Celery (Apium graveolens) is an herb and vegetable member of the parsley family. It is a cool-season crop that is a biennial, but is often grown as an annual for fresh market consumption. It does best when temperatures are relatively cool, particularly at night. Celery is a versatile ingredient for cooking, and during 2012, U.S. consumers used an average 6 pounds of fresh celery per person per year. The stalk is often served raw or cooked in vegetable dishes. Celery leaves are used much like an herb, similar to parsley, in flavoring soups, stews, salads and other dishes. Celeriac (Apium rapaceum) is also known as celery root, and is grown for its smooth celery flavor and long storage capacity. 



celery plantMuch of the commercial production for fresh market celery produced in the United States is concentrated in California and Michigan. A small portion of celery is harvested for processing to be used in prepared foods such as soups and juices. The 2012 Census of Agriculture reports that 4 Kentucky farms harvested celery in the 2012 growing season both for fresh market and for processing. Across the entire U.S., 488 farms reported harvesting 32,577 acres of celery with 30,385 of those acres of celery being harvested for fresh market sales. Celeriac is not reported in the Kentucky or United States 2012 Census of Agriculture information. Celery and celeriac appear to be interesting crops for direct marketing, such as farmers’ markets sales and sales to restaurants.
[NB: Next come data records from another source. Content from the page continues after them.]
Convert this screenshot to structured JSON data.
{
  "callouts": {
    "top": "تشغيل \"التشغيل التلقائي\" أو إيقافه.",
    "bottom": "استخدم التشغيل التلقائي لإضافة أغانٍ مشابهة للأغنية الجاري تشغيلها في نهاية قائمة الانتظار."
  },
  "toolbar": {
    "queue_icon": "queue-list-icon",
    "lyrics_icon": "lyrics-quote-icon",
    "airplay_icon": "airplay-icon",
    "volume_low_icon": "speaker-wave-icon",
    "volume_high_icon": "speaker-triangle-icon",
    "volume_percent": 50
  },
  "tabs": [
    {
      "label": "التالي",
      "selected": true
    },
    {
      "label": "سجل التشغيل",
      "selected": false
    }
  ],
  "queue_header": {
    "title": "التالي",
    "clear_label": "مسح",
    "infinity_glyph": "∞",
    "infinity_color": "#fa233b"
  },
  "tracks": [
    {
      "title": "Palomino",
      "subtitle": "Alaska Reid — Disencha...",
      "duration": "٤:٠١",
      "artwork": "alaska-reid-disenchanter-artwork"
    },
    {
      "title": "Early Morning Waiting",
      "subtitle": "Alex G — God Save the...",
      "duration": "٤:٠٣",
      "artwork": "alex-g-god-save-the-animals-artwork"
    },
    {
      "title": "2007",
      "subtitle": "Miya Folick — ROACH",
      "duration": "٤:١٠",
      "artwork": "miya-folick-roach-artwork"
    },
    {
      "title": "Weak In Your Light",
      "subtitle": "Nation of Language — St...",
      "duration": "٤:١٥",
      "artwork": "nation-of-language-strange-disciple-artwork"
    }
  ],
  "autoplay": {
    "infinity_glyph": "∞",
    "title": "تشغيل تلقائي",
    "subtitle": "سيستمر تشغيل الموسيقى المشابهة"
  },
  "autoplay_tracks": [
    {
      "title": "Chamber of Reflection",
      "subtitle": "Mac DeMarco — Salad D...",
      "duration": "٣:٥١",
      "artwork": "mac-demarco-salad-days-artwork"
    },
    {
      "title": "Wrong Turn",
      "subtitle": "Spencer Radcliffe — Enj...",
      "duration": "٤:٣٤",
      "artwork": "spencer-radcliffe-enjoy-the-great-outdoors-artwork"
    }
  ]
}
celery in fieldCelery is a relatively quick crop to produce, while celeriac requires a longer growing season than most vegetables. Both also require a consistent amount of water throughout the entire growing season and prefer cool temperatures. When drought stressed, celery becomes tough, stringy and stronger in flavor. Conga, Merengo, Samba and Tango are varieties that should do well in Kentucky. Samba and Merengo are resistant to Fusarium and Tango is tolerant to this disease, which is soilborne. Tango is considered to be sweeter and more tender than the other varieties listed here and is thus an excellent prospect for direct sales. Mars and Brilliant are two very good celeriac varieties. Celery and celeriac both require fertile, well-drained soils with a pH range of 6.0 to 7.0. Irrigation is very important throughout the growing season. Sow seeds indoors in March, about 10 - 12 weeks before transplanting outdoors. Keep soil temperature warm and germination should occur within three weeks. Transplant outdoors in late May to mid-June after last frost has passed.


See the full crop profile and other resources below: